The lord was drinking in the inn, and when he saw my great-grandfather he shouted: “Well, are you the pipe maker? Why do you keep me waiting? Are you a bigger lord that you can keep me waiting?”

My great-grandfather answered him: “Sir, if when you are in the army your general calls for you, you go?”

The lord drank a glassful of vodka and replied: “ Yes, of course you go. In the army when a general calls you, you go.”

My great-grandfather continued: “And how long do you stay with your general?”

The lord looked at my great-grandfather with an unpleasant look: “So you have not done any military service? What do you mean, how long? When a general calls you, you don’t ask how long. You stay there until he tells you to go away.”

All the peasants were standing around my greatgrandfather looking at him as if they were dumb, and my young grandfather knew that they thought he was a clever man because he was getting the lord into such a deep argument. My grandfather had heard the argument before and this time he did not think it so clever. Why argue with a lord?

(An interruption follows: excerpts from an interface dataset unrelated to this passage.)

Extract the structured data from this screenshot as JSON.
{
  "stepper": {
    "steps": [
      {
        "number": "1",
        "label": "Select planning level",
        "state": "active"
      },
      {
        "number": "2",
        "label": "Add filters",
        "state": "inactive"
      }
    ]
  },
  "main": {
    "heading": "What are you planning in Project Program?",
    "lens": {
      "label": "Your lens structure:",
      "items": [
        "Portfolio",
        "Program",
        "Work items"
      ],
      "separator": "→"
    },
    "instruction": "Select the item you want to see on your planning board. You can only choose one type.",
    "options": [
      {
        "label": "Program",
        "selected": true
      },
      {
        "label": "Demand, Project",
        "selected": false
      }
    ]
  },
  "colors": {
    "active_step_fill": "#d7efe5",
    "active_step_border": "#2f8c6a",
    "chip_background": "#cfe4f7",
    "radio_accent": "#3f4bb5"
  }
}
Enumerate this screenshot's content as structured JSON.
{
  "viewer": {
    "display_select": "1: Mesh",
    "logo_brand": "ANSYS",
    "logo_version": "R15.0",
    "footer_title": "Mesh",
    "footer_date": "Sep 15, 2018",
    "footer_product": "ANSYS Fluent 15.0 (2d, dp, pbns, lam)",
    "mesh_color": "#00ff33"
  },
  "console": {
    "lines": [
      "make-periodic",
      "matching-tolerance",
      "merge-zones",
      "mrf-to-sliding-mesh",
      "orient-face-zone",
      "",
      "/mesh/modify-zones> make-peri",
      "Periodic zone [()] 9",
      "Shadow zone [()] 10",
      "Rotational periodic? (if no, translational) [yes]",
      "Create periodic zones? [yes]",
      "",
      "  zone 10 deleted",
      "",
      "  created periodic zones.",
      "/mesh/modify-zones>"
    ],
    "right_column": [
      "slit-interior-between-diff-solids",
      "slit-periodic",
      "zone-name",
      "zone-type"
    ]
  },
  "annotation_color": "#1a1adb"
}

With a peasant, yes; with my great-grandmother, yes; with the rabbi even, yes; but with a lord — it was like arguing with a policeman. But my great-grandfather was completing the argument: “I was called by my general,” he said, pulling his side whiskers, “and I had to stay until he told me to go.”

All the peasants looked at one another, and the lord drank another glass of vodka, and my grandfather thought: It is a very fine thing to make arguments, but with a lord I don’t think it is so clever.

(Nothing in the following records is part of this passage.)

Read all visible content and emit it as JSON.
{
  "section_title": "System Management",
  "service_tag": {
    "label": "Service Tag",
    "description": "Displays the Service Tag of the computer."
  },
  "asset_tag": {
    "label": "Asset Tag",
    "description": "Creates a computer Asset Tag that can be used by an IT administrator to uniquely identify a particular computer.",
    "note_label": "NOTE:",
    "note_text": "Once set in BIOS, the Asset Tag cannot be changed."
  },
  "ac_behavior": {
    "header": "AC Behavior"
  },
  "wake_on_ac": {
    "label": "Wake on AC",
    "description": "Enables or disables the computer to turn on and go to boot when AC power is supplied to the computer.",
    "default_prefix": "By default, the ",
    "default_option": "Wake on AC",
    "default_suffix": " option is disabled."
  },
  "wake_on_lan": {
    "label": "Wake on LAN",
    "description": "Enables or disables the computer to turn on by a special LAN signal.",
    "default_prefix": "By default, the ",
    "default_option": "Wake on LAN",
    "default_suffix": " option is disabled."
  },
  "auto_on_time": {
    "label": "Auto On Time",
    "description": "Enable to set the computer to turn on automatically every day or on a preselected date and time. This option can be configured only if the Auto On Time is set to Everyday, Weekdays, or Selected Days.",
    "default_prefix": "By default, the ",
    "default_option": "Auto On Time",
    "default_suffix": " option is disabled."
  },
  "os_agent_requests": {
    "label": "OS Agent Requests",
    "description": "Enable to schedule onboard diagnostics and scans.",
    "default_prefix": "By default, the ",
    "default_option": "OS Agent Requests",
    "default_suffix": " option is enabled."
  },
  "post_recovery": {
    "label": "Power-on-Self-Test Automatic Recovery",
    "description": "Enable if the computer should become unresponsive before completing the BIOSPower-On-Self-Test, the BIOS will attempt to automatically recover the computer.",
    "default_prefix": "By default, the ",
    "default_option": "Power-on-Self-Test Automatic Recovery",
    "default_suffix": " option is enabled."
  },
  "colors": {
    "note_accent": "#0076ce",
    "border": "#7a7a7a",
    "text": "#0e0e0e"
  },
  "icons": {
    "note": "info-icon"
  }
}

Then the lord drank still another glass of vodka; whereupon he shouted: “All right, then, all right. Well, then, I want a pipe, a specially good pipe for a present for a prince. You hear, a present for a prince. It must be a good pipe, the best.”

My great-grandfather looked down his nose, and he made some more argument: “My pipes are all the best. Would you be coming to me for a pipe if it wasn’t the best?”

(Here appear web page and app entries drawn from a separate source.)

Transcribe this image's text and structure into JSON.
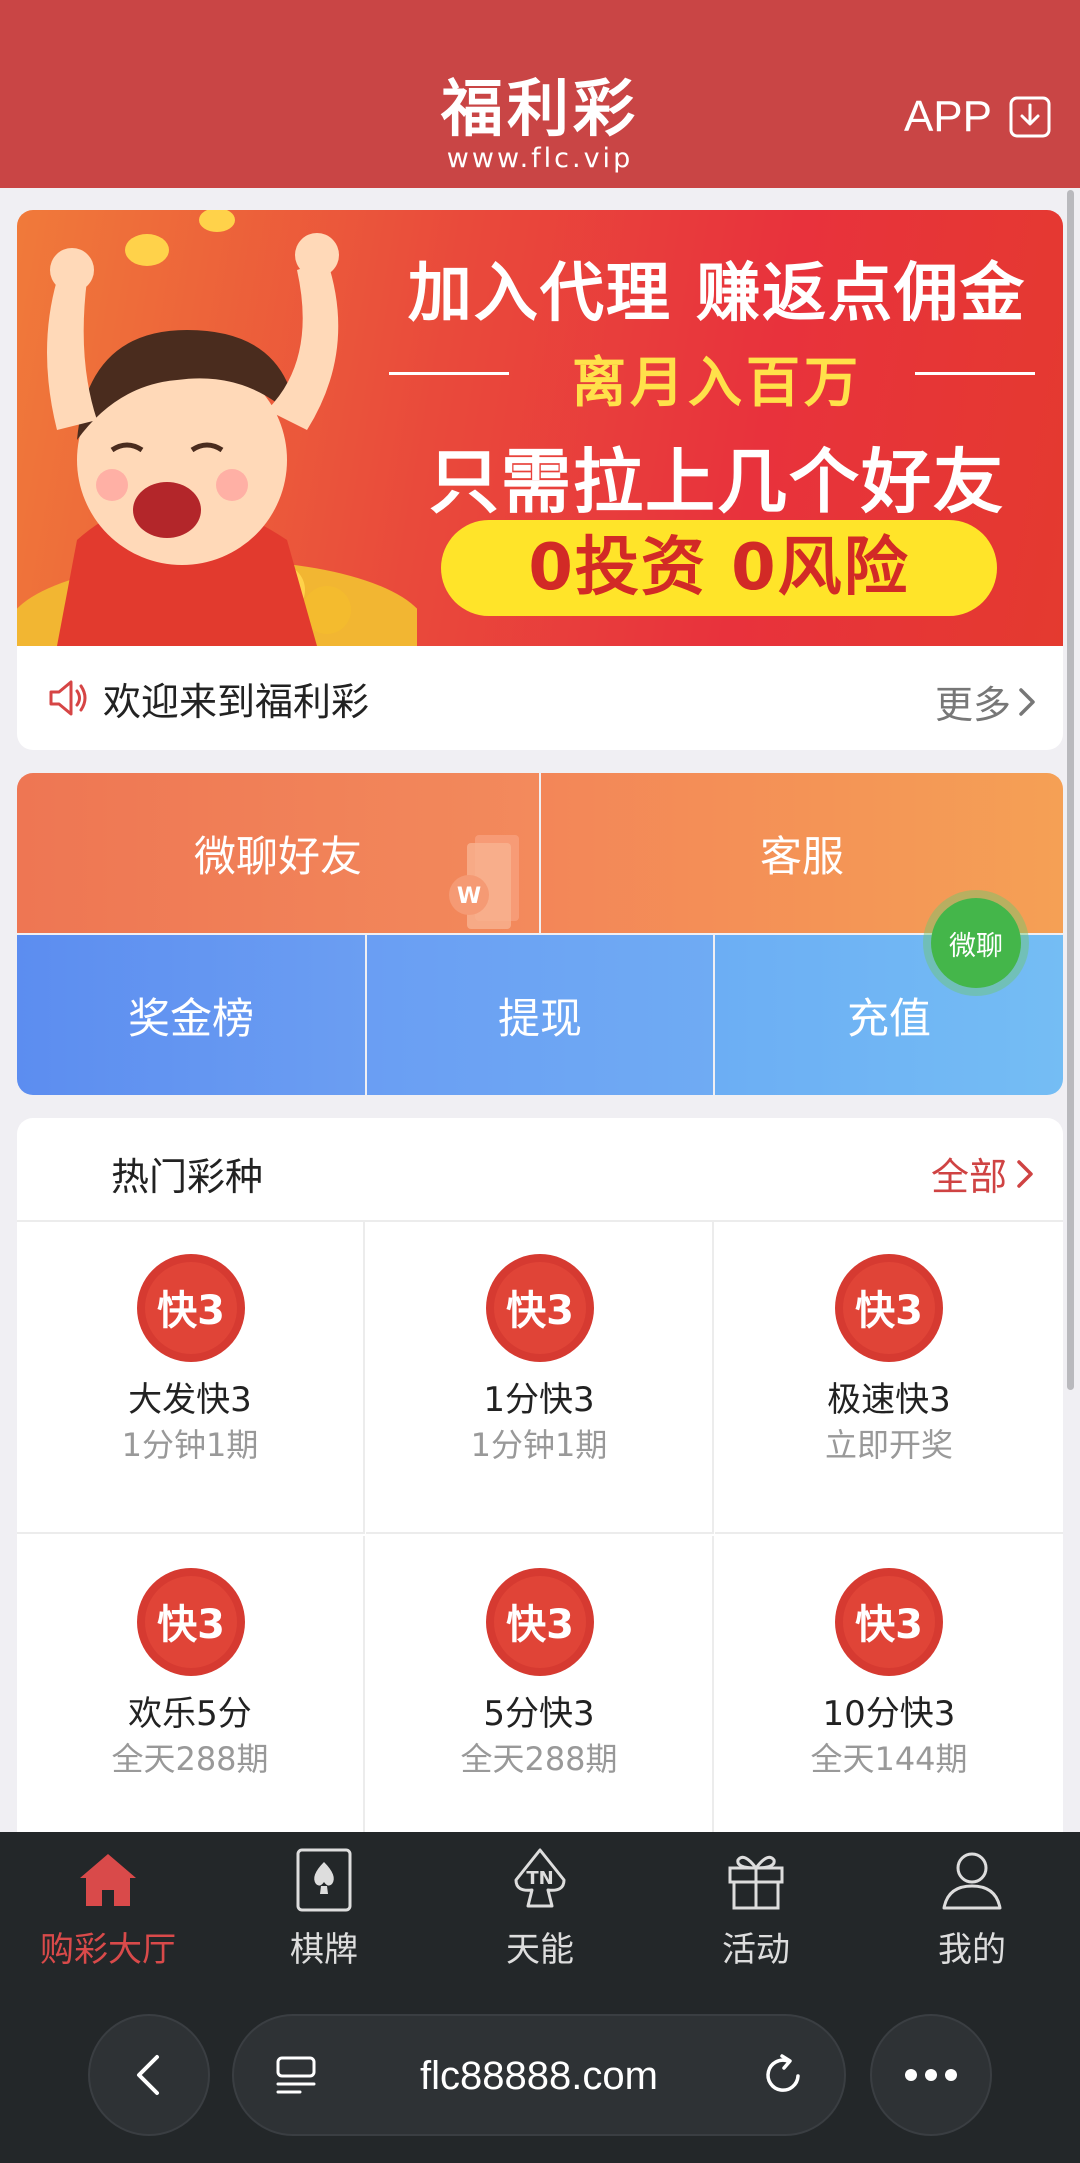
{
  "header": {
    "logo_main": "福利彩",
    "logo_sub": "www.flc.vip",
    "app_label": "APP"
  },
  "banner": {
    "line1": "加入代理 赚返点佣金",
    "line2": "离月入百万",
    "line3": "只需拉上几个好友",
    "pill": "0投资 0风险"
  },
  "notice": {
    "text": "欢迎来到福利彩",
    "more": "更多"
  },
  "quick": {
    "wechat_friends": "微聊好友",
    "service": "客服",
    "leaderboard": "奖金榜",
    "withdraw": "提现",
    "deposit": "充值"
  },
  "float_chat": "微聊",
  "hot": {
    "title": "热门彩种",
    "all": "全部",
    "games": [
      {
        "name": "大发快3",
        "desc": "1分钟1期"
      },
      {
        "name": "1分快3",
        "desc": "1分钟1期"
      },
      {
        "name": "极速快3",
        "desc": "立即开奖"
      },
      {
        "name": "欢乐5分",
        "desc": "全天288期"
      },
      {
        "name": "5分快3",
        "desc": "全天288期"
      },
      {
        "name": "10分快3",
        "desc": "全天144期"
      }
    ]
  },
  "tabs": [
    {
      "label": "购彩大厅",
      "icon": "home-icon"
    },
    {
      "label": "棋牌",
      "icon": "card-icon"
    },
    {
      "label": "天能",
      "icon": "tn-icon"
    },
    {
      "label": "活动",
      "icon": "gift-icon"
    },
    {
      "label": "我的",
      "icon": "user-icon"
    }
  ],
  "browser": {
    "url": "flc88888.com"
  },
  "colors": {
    "brand_red": "#c94545",
    "active_tab": "#d94a4a"
  }
}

And my grandfather thought: Arguments, always arguments he’s making.

The lord went on: “Very well. This one must be better. And, most important of all, it must have a carved eagle on the bowl. It is no good without a carved eagle. It is for a prince, and he must have an eagle; otherwise it is no good.”

My grandfather expected more arguments, but, instead, my great-grandfather said very quietly: “Very well. With a carved eagle it will be good; otherwise it is no good. Right.”

“ Yes,” said the lord. “It must have an eagle, and I want it tomorrow.”

Now my grandfather really expected arguments. Sabbath was not yet out, and the lord wanted his pipe tomorrow! When could it be made? To make a good pipe takes a long time. My great-grandfather liked to make a pipe in his own time. You said to him one day: “Moishe, you know I would like a pipe.” And he would say: “Yes, a good pipe is a very good thing.” And two or three months later when he met you in the street he would say: “Here you are. Here is a pipe you will like.”

But for this lord a pipe had to be made with an eagle; otherwise it was no good. “All right,” said my great-grandfather. And he sat up all night to make a pipe with an eagle carved on the bowl.

When in the morning my grandfather went into the workshop, he saw the pipe lying on the bench. It had a fine eagle carved on it, with big wings curling down to the stem, and the wings were made up of Hebrew letters carefully carved to look like a row of feathers.

The lord arrived early with his coach and horses, and he came in and saw the pipe and paid my greatgrandfather what he asked — twelve rubles; and he liked the finely carved eagle very much. He gave my grandfather another sixpence, and now my grandfather had two sixpences in his pocket.

Afterwards my great-grandfather said to my grandfather: “This lord must have an eagle carved, but the pipe is not so important. He knows what one of his generals can do, but ray general is not so important. All right, then, I have given him a pipe 1 should wish my worst friend. Two, three years a pipe like this could last" — my great-grandfather knew when he made a bad pipe because he was certainly the finest pipe maker in Russia — “and I have carved on it the Prayer for the Dead. How long can a prince like that live, anyway?”

But my grandfather thought: For two sixpences I can have boiled butter beans every day for a year.